• **EXERCISE REQUIREMENTS**:
In the entries below, repeat only the lines between those holding "Enumerate this screenshot's text" and "Enumerate this screenshot's content", inclusive. Leave pictures out.

○ ○ ○ ○

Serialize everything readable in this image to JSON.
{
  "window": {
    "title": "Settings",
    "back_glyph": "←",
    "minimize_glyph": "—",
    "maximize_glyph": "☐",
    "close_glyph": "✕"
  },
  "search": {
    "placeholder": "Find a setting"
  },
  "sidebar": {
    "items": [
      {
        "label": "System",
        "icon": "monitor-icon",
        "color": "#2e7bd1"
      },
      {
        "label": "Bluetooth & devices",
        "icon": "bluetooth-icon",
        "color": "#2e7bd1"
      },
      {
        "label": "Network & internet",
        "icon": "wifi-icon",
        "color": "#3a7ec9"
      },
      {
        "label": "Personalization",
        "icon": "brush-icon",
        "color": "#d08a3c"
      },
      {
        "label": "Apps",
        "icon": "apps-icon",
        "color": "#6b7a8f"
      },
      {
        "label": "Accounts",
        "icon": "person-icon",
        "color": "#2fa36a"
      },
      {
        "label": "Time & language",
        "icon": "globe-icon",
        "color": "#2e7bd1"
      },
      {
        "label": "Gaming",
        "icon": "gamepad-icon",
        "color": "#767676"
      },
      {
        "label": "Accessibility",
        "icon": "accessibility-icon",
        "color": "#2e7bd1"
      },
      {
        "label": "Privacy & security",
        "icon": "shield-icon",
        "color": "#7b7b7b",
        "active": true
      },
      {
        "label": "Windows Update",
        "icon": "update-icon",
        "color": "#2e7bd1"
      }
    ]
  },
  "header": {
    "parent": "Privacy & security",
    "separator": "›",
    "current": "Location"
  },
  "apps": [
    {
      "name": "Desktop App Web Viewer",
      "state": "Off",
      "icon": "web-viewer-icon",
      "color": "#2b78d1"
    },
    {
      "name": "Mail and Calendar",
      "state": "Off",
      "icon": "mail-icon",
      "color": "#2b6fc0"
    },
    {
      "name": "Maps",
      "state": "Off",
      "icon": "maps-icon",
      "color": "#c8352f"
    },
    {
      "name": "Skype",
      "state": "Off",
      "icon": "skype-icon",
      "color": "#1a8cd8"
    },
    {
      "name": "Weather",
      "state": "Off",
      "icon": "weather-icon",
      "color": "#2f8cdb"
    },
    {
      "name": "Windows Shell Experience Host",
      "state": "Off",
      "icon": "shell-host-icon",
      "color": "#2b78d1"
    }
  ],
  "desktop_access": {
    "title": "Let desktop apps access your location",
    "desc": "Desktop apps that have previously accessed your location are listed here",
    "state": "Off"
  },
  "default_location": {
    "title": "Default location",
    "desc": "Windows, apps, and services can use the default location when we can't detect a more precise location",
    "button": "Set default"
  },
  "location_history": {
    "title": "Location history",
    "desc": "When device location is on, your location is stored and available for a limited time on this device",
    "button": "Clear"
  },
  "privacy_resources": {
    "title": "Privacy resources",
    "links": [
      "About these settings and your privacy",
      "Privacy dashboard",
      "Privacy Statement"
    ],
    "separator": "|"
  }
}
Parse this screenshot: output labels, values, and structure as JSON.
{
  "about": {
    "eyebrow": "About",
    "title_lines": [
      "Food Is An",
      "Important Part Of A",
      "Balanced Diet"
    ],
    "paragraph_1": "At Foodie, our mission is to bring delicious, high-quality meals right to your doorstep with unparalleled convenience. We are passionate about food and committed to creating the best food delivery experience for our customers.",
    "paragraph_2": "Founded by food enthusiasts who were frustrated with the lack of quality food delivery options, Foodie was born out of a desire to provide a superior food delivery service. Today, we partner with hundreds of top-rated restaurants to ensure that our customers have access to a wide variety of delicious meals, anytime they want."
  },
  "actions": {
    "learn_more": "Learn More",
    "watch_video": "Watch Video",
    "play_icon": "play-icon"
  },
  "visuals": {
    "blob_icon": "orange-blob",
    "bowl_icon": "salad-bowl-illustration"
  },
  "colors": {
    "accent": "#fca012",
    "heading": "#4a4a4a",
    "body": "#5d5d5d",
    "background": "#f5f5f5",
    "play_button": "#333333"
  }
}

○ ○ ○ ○

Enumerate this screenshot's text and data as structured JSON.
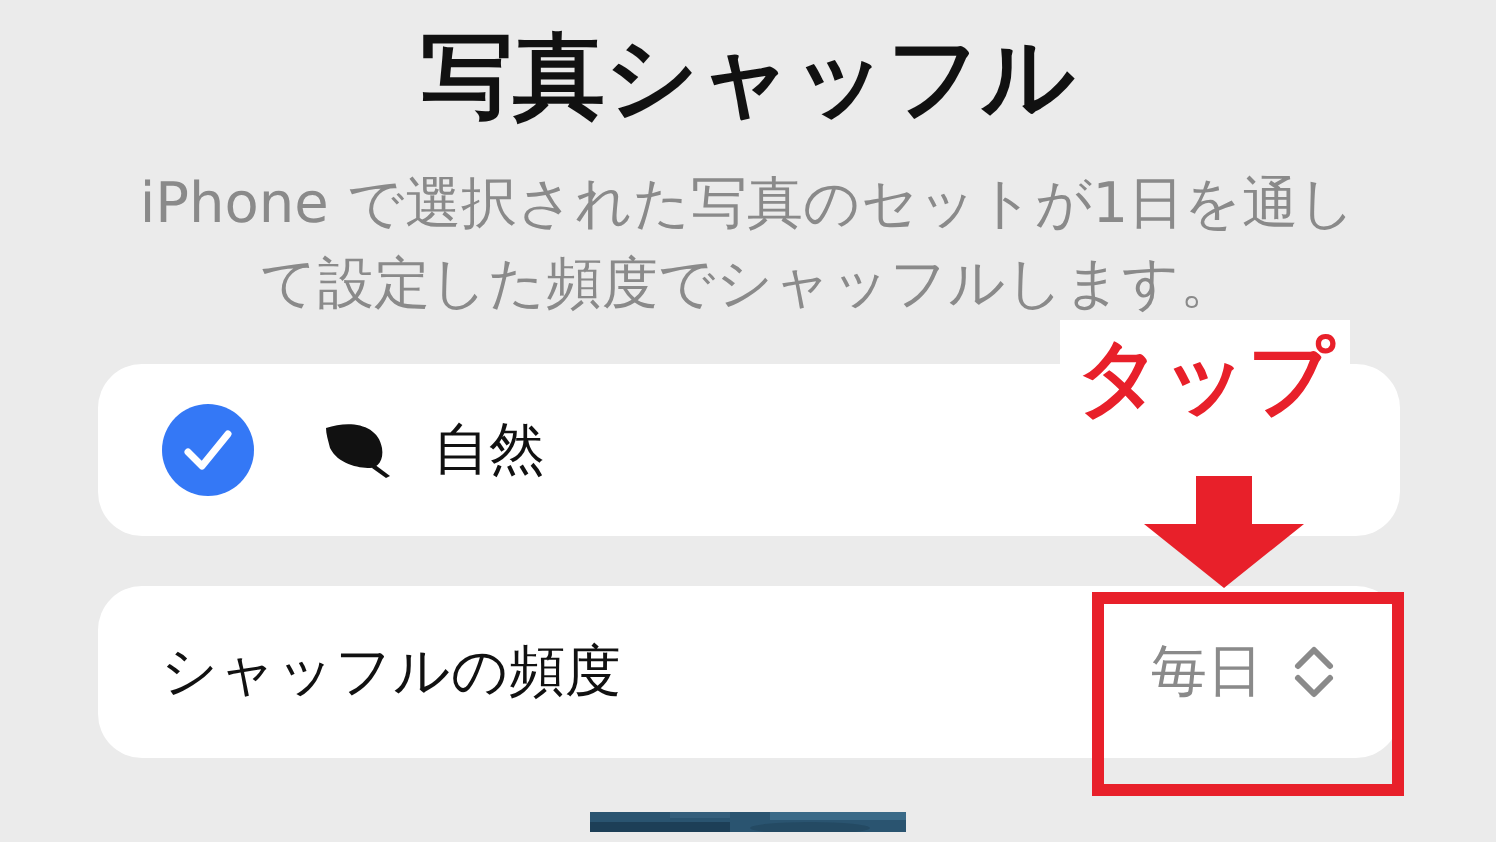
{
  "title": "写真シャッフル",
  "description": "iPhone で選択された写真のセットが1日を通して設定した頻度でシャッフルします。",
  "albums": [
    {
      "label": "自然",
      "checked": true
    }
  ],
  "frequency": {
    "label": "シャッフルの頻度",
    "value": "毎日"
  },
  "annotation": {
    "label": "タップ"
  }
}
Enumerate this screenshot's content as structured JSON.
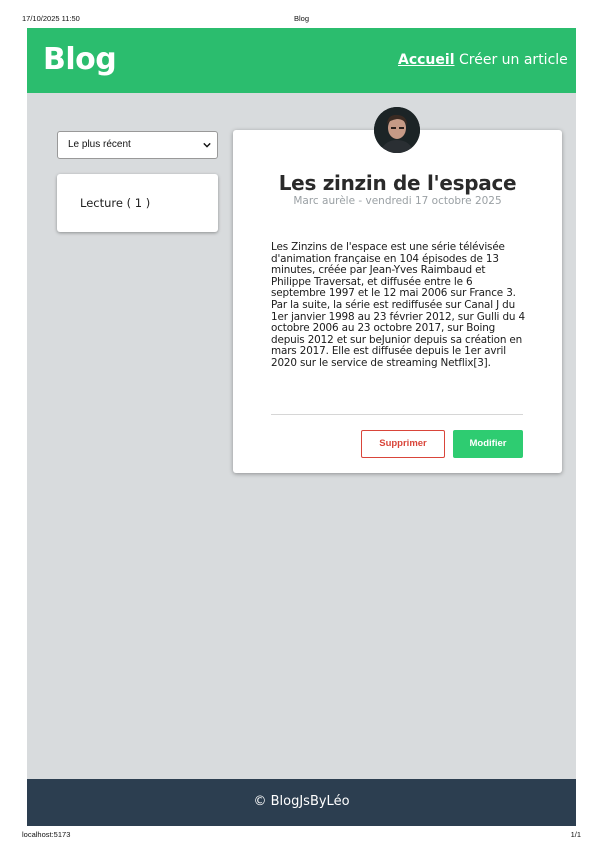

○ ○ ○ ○

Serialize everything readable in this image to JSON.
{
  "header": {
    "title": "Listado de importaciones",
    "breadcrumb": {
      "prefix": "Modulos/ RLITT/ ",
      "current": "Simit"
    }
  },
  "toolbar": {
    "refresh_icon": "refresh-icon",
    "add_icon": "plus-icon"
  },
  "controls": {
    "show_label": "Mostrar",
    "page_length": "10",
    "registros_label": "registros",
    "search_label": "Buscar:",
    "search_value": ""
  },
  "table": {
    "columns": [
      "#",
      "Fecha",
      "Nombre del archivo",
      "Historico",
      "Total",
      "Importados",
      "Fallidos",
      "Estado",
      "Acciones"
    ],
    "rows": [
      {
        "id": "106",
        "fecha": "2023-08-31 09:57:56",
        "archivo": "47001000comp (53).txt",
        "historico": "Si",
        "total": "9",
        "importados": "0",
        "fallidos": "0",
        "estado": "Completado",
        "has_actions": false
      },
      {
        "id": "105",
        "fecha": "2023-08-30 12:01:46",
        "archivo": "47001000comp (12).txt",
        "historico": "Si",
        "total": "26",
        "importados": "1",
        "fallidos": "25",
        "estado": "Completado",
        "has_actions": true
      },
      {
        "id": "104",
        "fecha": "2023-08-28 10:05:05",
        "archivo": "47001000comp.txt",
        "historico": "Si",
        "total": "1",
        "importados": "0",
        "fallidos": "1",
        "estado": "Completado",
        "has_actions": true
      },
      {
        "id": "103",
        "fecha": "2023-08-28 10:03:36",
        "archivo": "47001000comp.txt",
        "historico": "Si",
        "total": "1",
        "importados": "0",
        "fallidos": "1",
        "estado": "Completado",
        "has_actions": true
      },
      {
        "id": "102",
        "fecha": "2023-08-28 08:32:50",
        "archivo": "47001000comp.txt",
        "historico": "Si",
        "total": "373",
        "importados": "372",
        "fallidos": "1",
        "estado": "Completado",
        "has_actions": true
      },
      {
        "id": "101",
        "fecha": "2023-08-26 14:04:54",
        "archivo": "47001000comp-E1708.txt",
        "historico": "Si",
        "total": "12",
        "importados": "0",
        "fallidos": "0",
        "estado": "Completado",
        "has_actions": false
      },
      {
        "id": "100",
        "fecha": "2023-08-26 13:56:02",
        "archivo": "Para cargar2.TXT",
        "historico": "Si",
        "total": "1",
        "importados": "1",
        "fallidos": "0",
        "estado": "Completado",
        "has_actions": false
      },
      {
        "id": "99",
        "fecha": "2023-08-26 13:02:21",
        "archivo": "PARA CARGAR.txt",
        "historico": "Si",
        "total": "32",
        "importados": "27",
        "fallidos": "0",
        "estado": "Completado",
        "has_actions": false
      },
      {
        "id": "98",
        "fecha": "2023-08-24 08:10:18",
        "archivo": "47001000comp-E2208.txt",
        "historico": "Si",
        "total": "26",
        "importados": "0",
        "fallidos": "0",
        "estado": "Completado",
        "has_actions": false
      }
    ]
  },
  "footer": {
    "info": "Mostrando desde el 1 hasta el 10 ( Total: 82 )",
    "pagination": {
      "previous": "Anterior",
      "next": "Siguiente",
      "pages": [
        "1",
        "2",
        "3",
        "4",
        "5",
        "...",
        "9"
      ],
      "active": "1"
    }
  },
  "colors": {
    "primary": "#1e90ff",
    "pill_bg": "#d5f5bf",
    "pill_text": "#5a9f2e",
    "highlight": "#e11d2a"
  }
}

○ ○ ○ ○

• **TASK ANSWER**:
Enumerate this screenshot's text and data as structured JSON.
{
  "title": "写真シャッフル",
  "description": "iPhone で選択された写真のセットが1日を通して設定した頻度でシャッフルします。",
  "albums": [
    {
      "label": "自然",
      "checked": true
    }
  ],
  "frequency": {
    "label": "シャッフルの頻度",
    "value": "毎日"
  },
  "annotation": {
    "label": "タップ"
  }
}
Enumerate this screenshot's content as structured JSON.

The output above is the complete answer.